TASK OBJECTIVE:
The required result is the number of lines in this material containing the word "name". Write that number and no other text.

SUPPLIED RECORDS:
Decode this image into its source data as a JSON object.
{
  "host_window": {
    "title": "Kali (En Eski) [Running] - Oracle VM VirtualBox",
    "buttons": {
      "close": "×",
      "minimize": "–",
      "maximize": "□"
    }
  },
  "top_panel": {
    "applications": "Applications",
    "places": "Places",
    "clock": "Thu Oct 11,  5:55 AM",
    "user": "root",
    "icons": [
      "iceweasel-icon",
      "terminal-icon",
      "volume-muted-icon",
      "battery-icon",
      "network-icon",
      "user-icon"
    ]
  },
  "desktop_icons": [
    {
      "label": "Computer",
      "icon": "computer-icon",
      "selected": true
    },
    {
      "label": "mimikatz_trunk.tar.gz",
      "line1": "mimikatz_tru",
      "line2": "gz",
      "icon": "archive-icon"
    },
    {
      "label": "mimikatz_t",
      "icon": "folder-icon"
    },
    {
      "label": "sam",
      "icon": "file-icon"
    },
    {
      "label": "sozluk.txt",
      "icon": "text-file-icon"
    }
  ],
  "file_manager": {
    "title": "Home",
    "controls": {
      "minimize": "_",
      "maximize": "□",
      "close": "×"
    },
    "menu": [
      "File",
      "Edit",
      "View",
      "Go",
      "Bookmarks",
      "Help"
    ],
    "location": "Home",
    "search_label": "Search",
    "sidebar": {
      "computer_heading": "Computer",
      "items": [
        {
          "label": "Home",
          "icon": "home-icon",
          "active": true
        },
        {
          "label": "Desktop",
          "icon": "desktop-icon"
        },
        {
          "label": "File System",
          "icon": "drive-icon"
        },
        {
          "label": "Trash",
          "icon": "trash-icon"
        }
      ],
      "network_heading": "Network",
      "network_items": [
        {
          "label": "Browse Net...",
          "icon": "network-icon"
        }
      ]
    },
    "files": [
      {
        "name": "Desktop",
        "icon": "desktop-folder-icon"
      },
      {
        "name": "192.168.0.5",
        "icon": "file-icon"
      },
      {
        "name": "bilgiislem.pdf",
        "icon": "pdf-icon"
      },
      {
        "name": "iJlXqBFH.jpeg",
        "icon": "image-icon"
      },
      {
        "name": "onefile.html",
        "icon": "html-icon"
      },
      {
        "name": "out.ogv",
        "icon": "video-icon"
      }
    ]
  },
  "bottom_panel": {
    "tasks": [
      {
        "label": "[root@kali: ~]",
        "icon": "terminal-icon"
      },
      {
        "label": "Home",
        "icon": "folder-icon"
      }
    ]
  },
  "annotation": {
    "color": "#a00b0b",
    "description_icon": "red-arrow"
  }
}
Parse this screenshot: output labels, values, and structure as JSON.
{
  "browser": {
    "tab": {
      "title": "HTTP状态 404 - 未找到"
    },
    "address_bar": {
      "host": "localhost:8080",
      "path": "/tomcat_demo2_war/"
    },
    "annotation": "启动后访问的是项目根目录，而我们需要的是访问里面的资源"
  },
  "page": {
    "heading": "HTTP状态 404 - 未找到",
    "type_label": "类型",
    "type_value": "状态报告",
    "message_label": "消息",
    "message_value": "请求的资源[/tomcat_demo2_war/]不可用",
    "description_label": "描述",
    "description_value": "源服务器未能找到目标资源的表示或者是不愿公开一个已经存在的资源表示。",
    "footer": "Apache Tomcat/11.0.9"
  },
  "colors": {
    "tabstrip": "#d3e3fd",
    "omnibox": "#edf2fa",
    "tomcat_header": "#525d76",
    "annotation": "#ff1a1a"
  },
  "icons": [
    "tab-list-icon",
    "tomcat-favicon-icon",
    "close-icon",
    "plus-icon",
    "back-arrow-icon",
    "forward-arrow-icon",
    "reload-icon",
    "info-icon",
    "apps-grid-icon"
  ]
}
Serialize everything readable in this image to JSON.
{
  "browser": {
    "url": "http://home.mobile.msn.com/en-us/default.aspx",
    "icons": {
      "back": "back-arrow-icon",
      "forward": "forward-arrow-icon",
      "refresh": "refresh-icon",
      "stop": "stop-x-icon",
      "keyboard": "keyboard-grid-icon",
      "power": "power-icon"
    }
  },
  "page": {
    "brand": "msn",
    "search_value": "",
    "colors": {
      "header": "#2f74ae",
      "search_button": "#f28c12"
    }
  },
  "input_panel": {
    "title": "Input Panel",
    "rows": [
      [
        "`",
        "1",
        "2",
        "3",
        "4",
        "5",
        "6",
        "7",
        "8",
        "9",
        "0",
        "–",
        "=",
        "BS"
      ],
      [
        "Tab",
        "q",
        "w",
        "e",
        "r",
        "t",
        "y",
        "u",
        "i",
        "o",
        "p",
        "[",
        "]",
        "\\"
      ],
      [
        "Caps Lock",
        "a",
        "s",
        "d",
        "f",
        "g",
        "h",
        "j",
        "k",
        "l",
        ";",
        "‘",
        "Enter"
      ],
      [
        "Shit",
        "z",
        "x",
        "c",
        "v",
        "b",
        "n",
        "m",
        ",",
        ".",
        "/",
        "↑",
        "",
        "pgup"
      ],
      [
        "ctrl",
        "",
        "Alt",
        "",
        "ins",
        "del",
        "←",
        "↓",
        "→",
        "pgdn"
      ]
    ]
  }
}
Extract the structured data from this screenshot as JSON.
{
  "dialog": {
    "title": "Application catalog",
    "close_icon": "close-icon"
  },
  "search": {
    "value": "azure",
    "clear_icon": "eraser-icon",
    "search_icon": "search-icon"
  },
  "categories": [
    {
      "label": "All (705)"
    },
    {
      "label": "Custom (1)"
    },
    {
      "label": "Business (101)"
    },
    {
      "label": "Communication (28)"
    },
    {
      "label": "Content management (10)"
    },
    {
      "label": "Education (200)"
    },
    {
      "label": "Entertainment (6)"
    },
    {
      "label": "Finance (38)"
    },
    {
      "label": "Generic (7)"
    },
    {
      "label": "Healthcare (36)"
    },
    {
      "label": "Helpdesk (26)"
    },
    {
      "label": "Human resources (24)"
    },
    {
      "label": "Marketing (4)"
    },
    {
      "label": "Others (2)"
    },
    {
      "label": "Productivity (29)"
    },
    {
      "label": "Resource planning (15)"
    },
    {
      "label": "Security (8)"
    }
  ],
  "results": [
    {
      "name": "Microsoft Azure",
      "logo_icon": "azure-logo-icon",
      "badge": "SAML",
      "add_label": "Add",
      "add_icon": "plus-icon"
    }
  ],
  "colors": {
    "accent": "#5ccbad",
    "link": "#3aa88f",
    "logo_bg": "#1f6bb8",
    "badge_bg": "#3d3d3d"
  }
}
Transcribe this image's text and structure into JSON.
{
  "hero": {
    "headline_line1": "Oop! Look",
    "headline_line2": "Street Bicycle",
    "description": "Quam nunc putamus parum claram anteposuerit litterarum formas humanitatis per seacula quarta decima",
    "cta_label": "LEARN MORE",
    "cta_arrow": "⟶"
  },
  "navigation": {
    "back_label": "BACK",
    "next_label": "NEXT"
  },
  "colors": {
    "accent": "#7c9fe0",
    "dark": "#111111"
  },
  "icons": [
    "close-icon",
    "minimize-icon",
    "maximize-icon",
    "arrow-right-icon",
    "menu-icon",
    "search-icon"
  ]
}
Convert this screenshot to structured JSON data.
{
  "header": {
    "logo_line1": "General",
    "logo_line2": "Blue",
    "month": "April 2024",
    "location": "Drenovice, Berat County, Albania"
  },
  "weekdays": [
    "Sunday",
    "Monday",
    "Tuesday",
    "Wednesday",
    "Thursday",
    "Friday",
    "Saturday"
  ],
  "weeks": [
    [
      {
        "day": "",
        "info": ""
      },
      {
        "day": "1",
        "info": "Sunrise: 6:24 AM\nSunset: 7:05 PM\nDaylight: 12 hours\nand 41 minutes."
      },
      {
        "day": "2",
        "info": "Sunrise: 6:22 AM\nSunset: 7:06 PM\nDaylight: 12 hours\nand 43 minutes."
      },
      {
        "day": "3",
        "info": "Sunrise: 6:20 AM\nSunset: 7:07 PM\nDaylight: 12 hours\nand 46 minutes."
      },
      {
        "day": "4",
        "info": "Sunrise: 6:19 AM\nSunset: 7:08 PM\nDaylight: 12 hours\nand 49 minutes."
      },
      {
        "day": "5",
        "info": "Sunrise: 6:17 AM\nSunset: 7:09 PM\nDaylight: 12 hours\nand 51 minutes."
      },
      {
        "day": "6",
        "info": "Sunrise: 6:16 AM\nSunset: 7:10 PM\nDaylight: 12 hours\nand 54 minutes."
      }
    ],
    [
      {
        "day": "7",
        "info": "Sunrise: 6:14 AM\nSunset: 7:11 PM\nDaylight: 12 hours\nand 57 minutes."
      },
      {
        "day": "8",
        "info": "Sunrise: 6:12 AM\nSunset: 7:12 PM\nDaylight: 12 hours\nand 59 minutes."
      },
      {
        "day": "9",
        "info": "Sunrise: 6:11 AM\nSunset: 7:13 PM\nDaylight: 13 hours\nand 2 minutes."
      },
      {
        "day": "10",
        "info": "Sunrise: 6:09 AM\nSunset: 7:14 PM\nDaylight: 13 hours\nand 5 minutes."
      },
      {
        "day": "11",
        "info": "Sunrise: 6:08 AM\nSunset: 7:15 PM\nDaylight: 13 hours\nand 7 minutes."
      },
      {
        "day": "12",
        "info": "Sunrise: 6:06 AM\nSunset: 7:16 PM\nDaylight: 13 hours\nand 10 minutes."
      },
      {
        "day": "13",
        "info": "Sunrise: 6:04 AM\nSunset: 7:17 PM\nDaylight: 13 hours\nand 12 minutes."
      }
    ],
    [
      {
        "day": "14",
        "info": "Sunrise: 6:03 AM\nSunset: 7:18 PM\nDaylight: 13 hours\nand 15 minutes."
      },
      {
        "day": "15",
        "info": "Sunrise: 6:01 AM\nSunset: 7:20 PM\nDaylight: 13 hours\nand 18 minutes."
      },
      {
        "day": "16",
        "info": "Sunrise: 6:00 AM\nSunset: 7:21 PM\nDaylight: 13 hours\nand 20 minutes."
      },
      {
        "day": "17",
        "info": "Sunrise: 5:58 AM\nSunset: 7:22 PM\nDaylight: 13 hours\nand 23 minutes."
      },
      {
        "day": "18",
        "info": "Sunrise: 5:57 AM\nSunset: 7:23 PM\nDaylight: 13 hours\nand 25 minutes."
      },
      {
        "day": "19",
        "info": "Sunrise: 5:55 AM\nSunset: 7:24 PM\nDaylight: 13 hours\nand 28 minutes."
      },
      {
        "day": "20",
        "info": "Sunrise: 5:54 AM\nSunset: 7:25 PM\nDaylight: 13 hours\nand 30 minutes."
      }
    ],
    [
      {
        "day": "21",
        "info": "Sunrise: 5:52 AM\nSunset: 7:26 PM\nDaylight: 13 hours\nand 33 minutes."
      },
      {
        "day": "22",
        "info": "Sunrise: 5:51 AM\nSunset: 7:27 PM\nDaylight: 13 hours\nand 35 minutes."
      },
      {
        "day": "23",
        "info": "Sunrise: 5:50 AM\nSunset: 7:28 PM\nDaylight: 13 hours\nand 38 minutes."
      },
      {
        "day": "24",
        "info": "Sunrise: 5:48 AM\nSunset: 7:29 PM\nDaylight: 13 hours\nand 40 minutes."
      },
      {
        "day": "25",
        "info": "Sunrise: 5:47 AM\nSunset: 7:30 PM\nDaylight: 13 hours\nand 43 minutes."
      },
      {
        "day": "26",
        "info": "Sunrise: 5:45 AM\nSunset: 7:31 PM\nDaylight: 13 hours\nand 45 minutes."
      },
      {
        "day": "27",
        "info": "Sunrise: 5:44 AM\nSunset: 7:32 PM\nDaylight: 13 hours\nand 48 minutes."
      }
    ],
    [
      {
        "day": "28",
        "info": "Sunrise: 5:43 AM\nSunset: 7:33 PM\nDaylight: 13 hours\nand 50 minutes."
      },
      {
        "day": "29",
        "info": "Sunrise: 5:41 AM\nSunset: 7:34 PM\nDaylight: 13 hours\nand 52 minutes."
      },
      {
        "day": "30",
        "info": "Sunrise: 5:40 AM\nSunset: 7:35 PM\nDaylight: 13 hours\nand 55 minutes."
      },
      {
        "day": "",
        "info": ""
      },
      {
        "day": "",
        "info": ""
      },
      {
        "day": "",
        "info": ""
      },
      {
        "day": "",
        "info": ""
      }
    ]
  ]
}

RESULT OF THIS TASK:
7